== Available records ==
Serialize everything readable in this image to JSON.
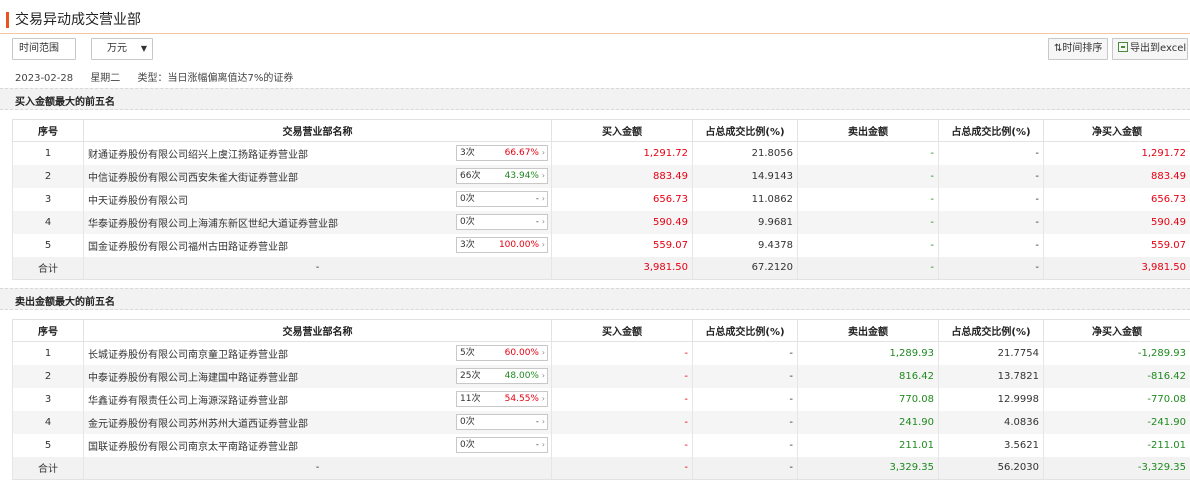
{
  "page": {
    "title": "交易异动成交营业部"
  },
  "toolbar": {
    "range_label": "时间范围",
    "unit_value": "万元",
    "sort_label": "时间排序",
    "export_label": "导出到excel"
  },
  "info": {
    "date": "2023-02-28",
    "weekday": "星期二",
    "type": "类型：当日涨幅偏离值达7%的证券"
  },
  "columns": [
    "序号",
    "交易营业部名称",
    "买入金额",
    "占总成交比例(%)",
    "卖出金额",
    "占总成交比例(%)",
    "净买入金额"
  ],
  "buy_section": {
    "title": "买入金额最大的前五名",
    "rows": [
      {
        "no": "1",
        "name": "财通证券股份有限公司绍兴上虞江扬路证券营业部",
        "count": "3次",
        "pct": "66.67%",
        "pct_color": "red",
        "buy": "1,291.72",
        "buy_ratio": "21.8056",
        "sell": "-",
        "sell_ratio": "-",
        "net": "1,291.72"
      },
      {
        "no": "2",
        "name": "中信证券股份有限公司西安朱雀大街证券营业部",
        "count": "66次",
        "pct": "43.94%",
        "pct_color": "green",
        "buy": "883.49",
        "buy_ratio": "14.9143",
        "sell": "-",
        "sell_ratio": "-",
        "net": "883.49"
      },
      {
        "no": "3",
        "name": "中天证券股份有限公司",
        "count": "0次",
        "pct": "-",
        "pct_color": "gray",
        "buy": "656.73",
        "buy_ratio": "11.0862",
        "sell": "-",
        "sell_ratio": "-",
        "net": "656.73"
      },
      {
        "no": "4",
        "name": "华泰证券股份有限公司上海浦东新区世纪大道证券营业部",
        "count": "0次",
        "pct": "-",
        "pct_color": "gray",
        "buy": "590.49",
        "buy_ratio": "9.9681",
        "sell": "-",
        "sell_ratio": "-",
        "net": "590.49"
      },
      {
        "no": "5",
        "name": "国金证券股份有限公司福州古田路证券营业部",
        "count": "3次",
        "pct": "100.00%",
        "pct_color": "red",
        "buy": "559.07",
        "buy_ratio": "9.4378",
        "sell": "-",
        "sell_ratio": "-",
        "net": "559.07"
      }
    ],
    "total": {
      "label": "合计",
      "name": "-",
      "buy": "3,981.50",
      "buy_ratio": "67.2120",
      "sell": "-",
      "sell_ratio": "-",
      "net": "3,981.50"
    }
  },
  "sell_section": {
    "title": "卖出金额最大的前五名",
    "rows": [
      {
        "no": "1",
        "name": "长城证券股份有限公司南京童卫路证券营业部",
        "count": "5次",
        "pct": "60.00%",
        "pct_color": "red",
        "buy": "-",
        "buy_ratio": "-",
        "sell": "1,289.93",
        "sell_ratio": "21.7754",
        "net": "-1,289.93"
      },
      {
        "no": "2",
        "name": "中泰证券股份有限公司上海建国中路证券营业部",
        "count": "25次",
        "pct": "48.00%",
        "pct_color": "green",
        "buy": "-",
        "buy_ratio": "-",
        "sell": "816.42",
        "sell_ratio": "13.7821",
        "net": "-816.42"
      },
      {
        "no": "3",
        "name": "华鑫证券有限责任公司上海源深路证券营业部",
        "count": "11次",
        "pct": "54.55%",
        "pct_color": "red",
        "buy": "-",
        "buy_ratio": "-",
        "sell": "770.08",
        "sell_ratio": "12.9998",
        "net": "-770.08"
      },
      {
        "no": "4",
        "name": "金元证券股份有限公司苏州苏州大道西证券营业部",
        "count": "0次",
        "pct": "-",
        "pct_color": "gray",
        "buy": "-",
        "buy_ratio": "-",
        "sell": "241.90",
        "sell_ratio": "4.0836",
        "net": "-241.90"
      },
      {
        "no": "5",
        "name": "国联证券股份有限公司南京太平南路证券营业部",
        "count": "0次",
        "pct": "-",
        "pct_color": "gray",
        "buy": "-",
        "buy_ratio": "-",
        "sell": "211.01",
        "sell_ratio": "3.5621",
        "net": "-211.01"
      }
    ],
    "total": {
      "label": "合计",
      "name": "-",
      "buy": "-",
      "buy_ratio": "-",
      "sell": "3,329.35",
      "sell_ratio": "56.2030",
      "net": "-3,329.35"
    }
  },
  "colors": {
    "accent": "#e8541e",
    "up": "#e60012",
    "down": "#1f8a1f"
  }
}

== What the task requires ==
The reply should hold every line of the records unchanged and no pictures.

== Result for this task ==
Serialize everything readable in this image to JSON.
{
  "page": {
    "title": "交易异动成交营业部"
  },
  "toolbar": {
    "range_label": "时间范围",
    "unit_value": "万元",
    "sort_label": "时间排序",
    "export_label": "导出到excel"
  },
  "info": {
    "date": "2023-02-28",
    "weekday": "星期二",
    "type": "类型：当日涨幅偏离值达7%的证券"
  },
  "columns": [
    "序号",
    "交易营业部名称",
    "买入金额",
    "占总成交比例(%)",
    "卖出金额",
    "占总成交比例(%)",
    "净买入金额"
  ],
  "buy_section": {
    "title": "买入金额最大的前五名",
    "rows": [
      {
        "no": "1",
        "name": "财通证券股份有限公司绍兴上虞江扬路证券营业部",
        "count": "3次",
        "pct": "66.67%",
        "pct_color": "red",
        "buy": "1,291.72",
        "buy_ratio": "21.8056",
        "sell": "-",
        "sell_ratio": "-",
        "net": "1,291.72"
      },
      {
        "no": "2",
        "name": "中信证券股份有限公司西安朱雀大街证券营业部",
        "count": "66次",
        "pct": "43.94%",
        "pct_color": "green",
        "buy": "883.49",
        "buy_ratio": "14.9143",
        "sell": "-",
        "sell_ratio": "-",
        "net": "883.49"
      },
      {
        "no": "3",
        "name": "中天证券股份有限公司",
        "count": "0次",
        "pct": "-",
        "pct_color": "gray",
        "buy": "656.73",
        "buy_ratio": "11.0862",
        "sell": "-",
        "sell_ratio": "-",
        "net": "656.73"
      },
      {
        "no": "4",
        "name": "华泰证券股份有限公司上海浦东新区世纪大道证券营业部",
        "count": "0次",
        "pct": "-",
        "pct_color": "gray",
        "buy": "590.49",
        "buy_ratio": "9.9681",
        "sell": "-",
        "sell_ratio": "-",
        "net": "590.49"
      },
      {
        "no": "5",
        "name": "国金证券股份有限公司福州古田路证券营业部",
        "count": "3次",
        "pct": "100.00%",
        "pct_color": "red",
        "buy": "559.07",
        "buy_ratio": "9.4378",
        "sell": "-",
        "sell_ratio": "-",
        "net": "559.07"
      }
    ],
    "total": {
      "label": "合计",
      "name": "-",
      "buy": "3,981.50",
      "buy_ratio": "67.2120",
      "sell": "-",
      "sell_ratio": "-",
      "net": "3,981.50"
    }
  },
  "sell_section": {
    "title": "卖出金额最大的前五名",
    "rows": [
      {
        "no": "1",
        "name": "长城证券股份有限公司南京童卫路证券营业部",
        "count": "5次",
        "pct": "60.00%",
        "pct_color": "red",
        "buy": "-",
        "buy_ratio": "-",
        "sell": "1,289.93",
        "sell_ratio": "21.7754",
        "net": "-1,289.93"
      },
      {
        "no": "2",
        "name": "中泰证券股份有限公司上海建国中路证券营业部",
        "count": "25次",
        "pct": "48.00%",
        "pct_color": "green",
        "buy": "-",
        "buy_ratio": "-",
        "sell": "816.42",
        "sell_ratio": "13.7821",
        "net": "-816.42"
      },
      {
        "no": "3",
        "name": "华鑫证券有限责任公司上海源深路证券营业部",
        "count": "11次",
        "pct": "54.55%",
        "pct_color": "red",
        "buy": "-",
        "buy_ratio": "-",
        "sell": "770.08",
        "sell_ratio": "12.9998",
        "net": "-770.08"
      },
      {
        "no": "4",
        "name": "金元证券股份有限公司苏州苏州大道西证券营业部",
        "count": "0次",
        "pct": "-",
        "pct_color": "gray",
        "buy": "-",
        "buy_ratio": "-",
        "sell": "241.90",
        "sell_ratio": "4.0836",
        "net": "-241.90"
      },
      {
        "no": "5",
        "name": "国联证券股份有限公司南京太平南路证券营业部",
        "count": "0次",
        "pct": "-",
        "pct_color": "gray",
        "buy": "-",
        "buy_ratio": "-",
        "sell": "211.01",
        "sell_ratio": "3.5621",
        "net": "-211.01"
      }
    ],
    "total": {
      "label": "合计",
      "name": "-",
      "buy": "-",
      "buy_ratio": "-",
      "sell": "3,329.35",
      "sell_ratio": "56.2030",
      "net": "-3,329.35"
    }
  },
  "colors": {
    "accent": "#e8541e",
    "up": "#e60012",
    "down": "#1f8a1f"
  }
}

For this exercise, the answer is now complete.